Supplied material section start
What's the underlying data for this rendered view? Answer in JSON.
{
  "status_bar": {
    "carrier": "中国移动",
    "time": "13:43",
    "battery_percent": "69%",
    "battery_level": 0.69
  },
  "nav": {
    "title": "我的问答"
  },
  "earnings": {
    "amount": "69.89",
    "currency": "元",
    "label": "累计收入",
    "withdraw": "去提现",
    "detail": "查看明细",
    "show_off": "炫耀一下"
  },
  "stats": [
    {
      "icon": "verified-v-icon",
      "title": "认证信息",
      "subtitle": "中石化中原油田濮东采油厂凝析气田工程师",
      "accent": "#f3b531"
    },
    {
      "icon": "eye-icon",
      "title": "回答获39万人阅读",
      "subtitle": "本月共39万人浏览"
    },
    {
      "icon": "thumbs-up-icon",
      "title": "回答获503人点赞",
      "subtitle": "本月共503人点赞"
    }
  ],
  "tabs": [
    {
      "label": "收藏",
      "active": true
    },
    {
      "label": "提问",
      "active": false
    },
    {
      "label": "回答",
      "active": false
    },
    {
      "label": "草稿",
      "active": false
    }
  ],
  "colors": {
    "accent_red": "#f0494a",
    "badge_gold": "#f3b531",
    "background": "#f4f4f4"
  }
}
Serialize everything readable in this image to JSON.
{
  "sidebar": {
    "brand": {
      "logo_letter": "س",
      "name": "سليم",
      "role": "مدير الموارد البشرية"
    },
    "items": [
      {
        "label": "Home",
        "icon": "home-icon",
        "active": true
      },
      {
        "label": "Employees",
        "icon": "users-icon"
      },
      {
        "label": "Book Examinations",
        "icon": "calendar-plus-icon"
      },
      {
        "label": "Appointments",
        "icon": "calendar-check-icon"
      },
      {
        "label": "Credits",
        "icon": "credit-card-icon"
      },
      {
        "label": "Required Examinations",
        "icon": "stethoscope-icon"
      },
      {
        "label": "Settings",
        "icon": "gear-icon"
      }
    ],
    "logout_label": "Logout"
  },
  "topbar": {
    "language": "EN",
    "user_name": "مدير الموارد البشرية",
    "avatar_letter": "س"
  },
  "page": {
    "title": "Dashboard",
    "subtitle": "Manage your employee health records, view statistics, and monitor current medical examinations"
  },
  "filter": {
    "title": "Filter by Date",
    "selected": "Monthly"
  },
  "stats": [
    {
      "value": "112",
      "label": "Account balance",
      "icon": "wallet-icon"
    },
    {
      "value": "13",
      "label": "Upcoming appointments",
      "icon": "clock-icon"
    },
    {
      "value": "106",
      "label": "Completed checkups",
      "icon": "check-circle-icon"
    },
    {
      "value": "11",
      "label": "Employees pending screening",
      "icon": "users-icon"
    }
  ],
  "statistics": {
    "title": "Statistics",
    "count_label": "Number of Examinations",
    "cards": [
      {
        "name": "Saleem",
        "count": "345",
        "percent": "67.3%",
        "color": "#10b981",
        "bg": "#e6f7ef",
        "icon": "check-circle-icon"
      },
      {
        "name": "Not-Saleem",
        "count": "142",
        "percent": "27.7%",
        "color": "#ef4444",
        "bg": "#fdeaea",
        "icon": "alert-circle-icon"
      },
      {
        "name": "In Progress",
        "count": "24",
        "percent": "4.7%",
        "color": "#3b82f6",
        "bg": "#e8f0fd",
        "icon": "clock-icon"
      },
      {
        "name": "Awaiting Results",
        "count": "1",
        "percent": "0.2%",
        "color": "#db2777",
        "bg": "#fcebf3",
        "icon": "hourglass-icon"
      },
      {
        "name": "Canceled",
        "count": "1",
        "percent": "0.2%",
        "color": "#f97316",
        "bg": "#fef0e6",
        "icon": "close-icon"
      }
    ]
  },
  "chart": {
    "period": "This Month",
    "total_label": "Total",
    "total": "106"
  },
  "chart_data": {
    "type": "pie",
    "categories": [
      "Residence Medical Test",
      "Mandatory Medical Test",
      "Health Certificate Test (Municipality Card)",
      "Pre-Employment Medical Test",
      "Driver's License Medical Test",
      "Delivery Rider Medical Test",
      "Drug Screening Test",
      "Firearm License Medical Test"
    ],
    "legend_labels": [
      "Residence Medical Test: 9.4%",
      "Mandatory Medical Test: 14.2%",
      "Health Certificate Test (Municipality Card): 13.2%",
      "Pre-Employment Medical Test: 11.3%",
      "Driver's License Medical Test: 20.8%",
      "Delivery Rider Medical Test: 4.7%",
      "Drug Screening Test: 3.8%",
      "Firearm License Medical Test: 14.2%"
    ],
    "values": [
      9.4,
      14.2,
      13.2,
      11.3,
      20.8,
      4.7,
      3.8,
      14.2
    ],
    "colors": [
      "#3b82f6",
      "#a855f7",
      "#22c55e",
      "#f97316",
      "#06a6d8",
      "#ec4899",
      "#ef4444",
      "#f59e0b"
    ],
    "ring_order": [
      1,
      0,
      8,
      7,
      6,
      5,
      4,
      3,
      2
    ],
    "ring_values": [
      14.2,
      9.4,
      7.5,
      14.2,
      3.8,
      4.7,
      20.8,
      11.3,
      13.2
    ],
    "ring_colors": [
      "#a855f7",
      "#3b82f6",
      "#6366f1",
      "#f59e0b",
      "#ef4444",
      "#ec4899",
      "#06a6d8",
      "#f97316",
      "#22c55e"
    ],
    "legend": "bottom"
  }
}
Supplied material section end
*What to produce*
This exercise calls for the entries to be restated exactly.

*Output for this task*
What's the underlying data for this rendered view? Answer in JSON.
{
  "status_bar": {
    "carrier": "中国移动",
    "time": "13:43",
    "battery_percent": "69%",
    "battery_level": 0.69
  },
  "nav": {
    "title": "我的问答"
  },
  "earnings": {
    "amount": "69.89",
    "currency": "元",
    "label": "累计收入",
    "withdraw": "去提现",
    "detail": "查看明细",
    "show_off": "炫耀一下"
  },
  "stats": [
    {
      "icon": "verified-v-icon",
      "title": "认证信息",
      "subtitle": "中石化中原油田濮东采油厂凝析气田工程师",
      "accent": "#f3b531"
    },
    {
      "icon": "eye-icon",
      "title": "回答获39万人阅读",
      "subtitle": "本月共39万人浏览"
    },
    {
      "icon": "thumbs-up-icon",
      "title": "回答获503人点赞",
      "subtitle": "本月共503人点赞"
    }
  ],
  "tabs": [
    {
      "label": "收藏",
      "active": true
    },
    {
      "label": "提问",
      "active": false
    },
    {
      "label": "回答",
      "active": false
    },
    {
      "label": "草稿",
      "active": false
    }
  ],
  "colors": {
    "accent_red": "#f0494a",
    "badge_gold": "#f3b531",
    "background": "#f4f4f4"
  }
}
Serialize everything readable in this image to JSON.
{
  "sidebar": {
    "brand": {
      "logo_letter": "س",
      "name": "سليم",
      "role": "مدير الموارد البشرية"
    },
    "items": [
      {
        "label": "Home",
        "icon": "home-icon",
        "active": true
      },
      {
        "label": "Employees",
        "icon": "users-icon"
      },
      {
        "label": "Book Examinations",
        "icon": "calendar-plus-icon"
      },
      {
        "label": "Appointments",
        "icon": "calendar-check-icon"
      },
      {
        "label": "Credits",
        "icon": "credit-card-icon"
      },
      {
        "label": "Required Examinations",
        "icon": "stethoscope-icon"
      },
      {
        "label": "Settings",
        "icon": "gear-icon"
      }
    ],
    "logout_label": "Logout"
  },
  "topbar": {
    "language": "EN",
    "user_name": "مدير الموارد البشرية",
    "avatar_letter": "س"
  },
  "page": {
    "title": "Dashboard",
    "subtitle": "Manage your employee health records, view statistics, and monitor current medical examinations"
  },
  "filter": {
    "title": "Filter by Date",
    "selected": "Monthly"
  },
  "stats": [
    {
      "value": "112",
      "label": "Account balance",
      "icon": "wallet-icon"
    },
    {
      "value": "13",
      "label": "Upcoming appointments",
      "icon": "clock-icon"
    },
    {
      "value": "106",
      "label": "Completed checkups",
      "icon": "check-circle-icon"
    },
    {
      "value": "11",
      "label": "Employees pending screening",
      "icon": "users-icon"
    }
  ],
  "statistics": {
    "title": "Statistics",
    "count_label": "Number of Examinations",
    "cards": [
      {
        "name": "Saleem",
        "count": "345",
        "percent": "67.3%",
        "color": "#10b981",
        "bg": "#e6f7ef",
        "icon": "check-circle-icon"
      },
      {
        "name": "Not-Saleem",
        "count": "142",
        "percent": "27.7%",
        "color": "#ef4444",
        "bg": "#fdeaea",
        "icon": "alert-circle-icon"
      },
      {
        "name": "In Progress",
        "count": "24",
        "percent": "4.7%",
        "color": "#3b82f6",
        "bg": "#e8f0fd",
        "icon": "clock-icon"
      },
      {
        "name": "Awaiting Results",
        "count": "1",
        "percent": "0.2%",
        "color": "#db2777",
        "bg": "#fcebf3",
        "icon": "hourglass-icon"
      },
      {
        "name": "Canceled",
        "count": "1",
        "percent": "0.2%",
        "color": "#f97316",
        "bg": "#fef0e6",
        "icon": "close-icon"
      }
    ]
  },
  "chart": {
    "period": "This Month",
    "total_label": "Total",
    "total": "106"
  },
  "chart_data": {
    "type": "pie",
    "categories": [
      "Residence Medical Test",
      "Mandatory Medical Test",
      "Health Certificate Test (Municipality Card)",
      "Pre-Employment Medical Test",
      "Driver's License Medical Test",
      "Delivery Rider Medical Test",
      "Drug Screening Test",
      "Firearm License Medical Test"
    ],
    "legend_labels": [
      "Residence Medical Test: 9.4%",
      "Mandatory Medical Test: 14.2%",
      "Health Certificate Test (Municipality Card): 13.2%",
      "Pre-Employment Medical Test: 11.3%",
      "Driver's License Medical Test: 20.8%",
      "Delivery Rider Medical Test: 4.7%",
      "Drug Screening Test: 3.8%",
      "Firearm License Medical Test: 14.2%"
    ],
    "values": [
      9.4,
      14.2,
      13.2,
      11.3,
      20.8,
      4.7,
      3.8,
      14.2
    ],
    "colors": [
      "#3b82f6",
      "#a855f7",
      "#22c55e",
      "#f97316",
      "#06a6d8",
      "#ec4899",
      "#ef4444",
      "#f59e0b"
    ],
    "ring_order": [
      1,
      0,
      8,
      7,
      6,
      5,
      4,
      3,
      2
    ],
    "ring_values": [
      14.2,
      9.4,
      7.5,
      14.2,
      3.8,
      4.7,
      20.8,
      11.3,
      13.2
    ],
    "ring_colors": [
      "#a855f7",
      "#3b82f6",
      "#6366f1",
      "#f59e0b",
      "#ef4444",
      "#ec4899",
      "#06a6d8",
      "#f97316",
      "#22c55e"
    ],
    "legend": "bottom"
  }
}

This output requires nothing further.